Your goal: Look through the data below and work out how many lines contain the string "JSON". Give the number alone.

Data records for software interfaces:

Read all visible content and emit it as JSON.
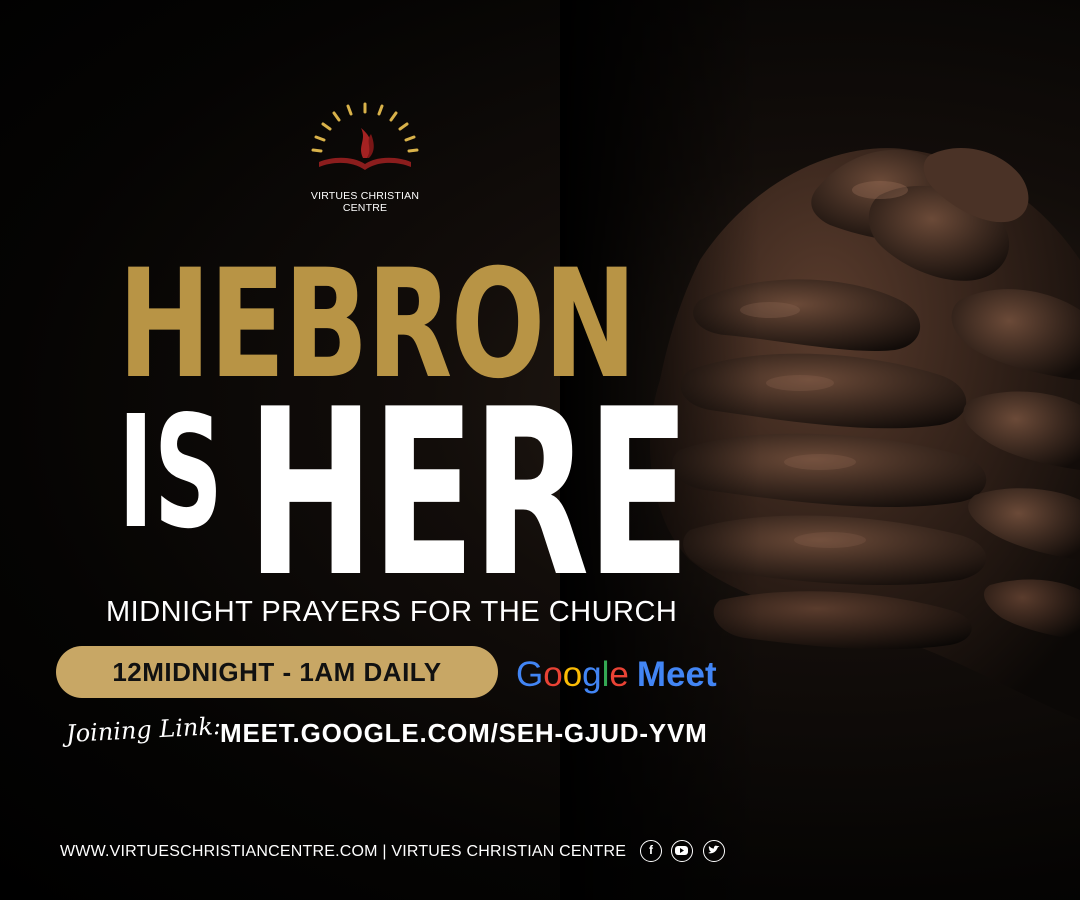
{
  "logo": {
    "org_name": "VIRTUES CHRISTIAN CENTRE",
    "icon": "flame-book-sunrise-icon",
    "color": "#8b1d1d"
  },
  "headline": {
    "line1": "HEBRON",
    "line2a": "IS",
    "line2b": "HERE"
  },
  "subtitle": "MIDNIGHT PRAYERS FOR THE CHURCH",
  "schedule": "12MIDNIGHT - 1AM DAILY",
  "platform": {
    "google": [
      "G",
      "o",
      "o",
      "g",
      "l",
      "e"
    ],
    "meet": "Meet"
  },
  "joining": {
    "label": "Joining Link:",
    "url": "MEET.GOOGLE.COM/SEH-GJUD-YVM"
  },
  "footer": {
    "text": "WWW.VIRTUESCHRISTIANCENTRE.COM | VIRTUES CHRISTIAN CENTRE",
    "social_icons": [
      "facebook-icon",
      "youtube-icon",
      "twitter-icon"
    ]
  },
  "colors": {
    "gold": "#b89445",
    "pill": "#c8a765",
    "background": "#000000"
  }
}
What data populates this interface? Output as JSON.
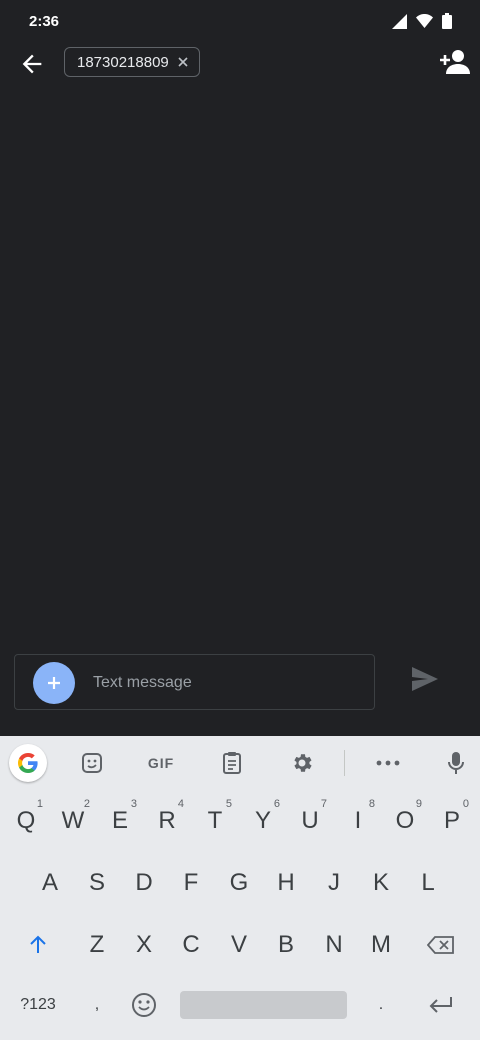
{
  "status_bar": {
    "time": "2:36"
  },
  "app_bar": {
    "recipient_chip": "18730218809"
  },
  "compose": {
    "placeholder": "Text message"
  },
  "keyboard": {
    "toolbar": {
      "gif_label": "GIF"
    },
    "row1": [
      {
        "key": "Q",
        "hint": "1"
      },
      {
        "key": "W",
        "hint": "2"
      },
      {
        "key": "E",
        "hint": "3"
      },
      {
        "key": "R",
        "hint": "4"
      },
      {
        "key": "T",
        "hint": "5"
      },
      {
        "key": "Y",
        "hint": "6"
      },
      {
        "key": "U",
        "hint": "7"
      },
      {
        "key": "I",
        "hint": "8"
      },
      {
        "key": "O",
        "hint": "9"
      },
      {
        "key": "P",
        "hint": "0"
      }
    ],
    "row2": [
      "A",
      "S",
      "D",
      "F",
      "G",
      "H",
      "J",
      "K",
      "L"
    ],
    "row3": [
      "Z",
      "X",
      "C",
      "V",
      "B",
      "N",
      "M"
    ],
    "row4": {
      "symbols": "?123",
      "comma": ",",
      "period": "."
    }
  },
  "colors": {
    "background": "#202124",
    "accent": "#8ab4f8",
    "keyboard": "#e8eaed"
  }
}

Exercise answer: 2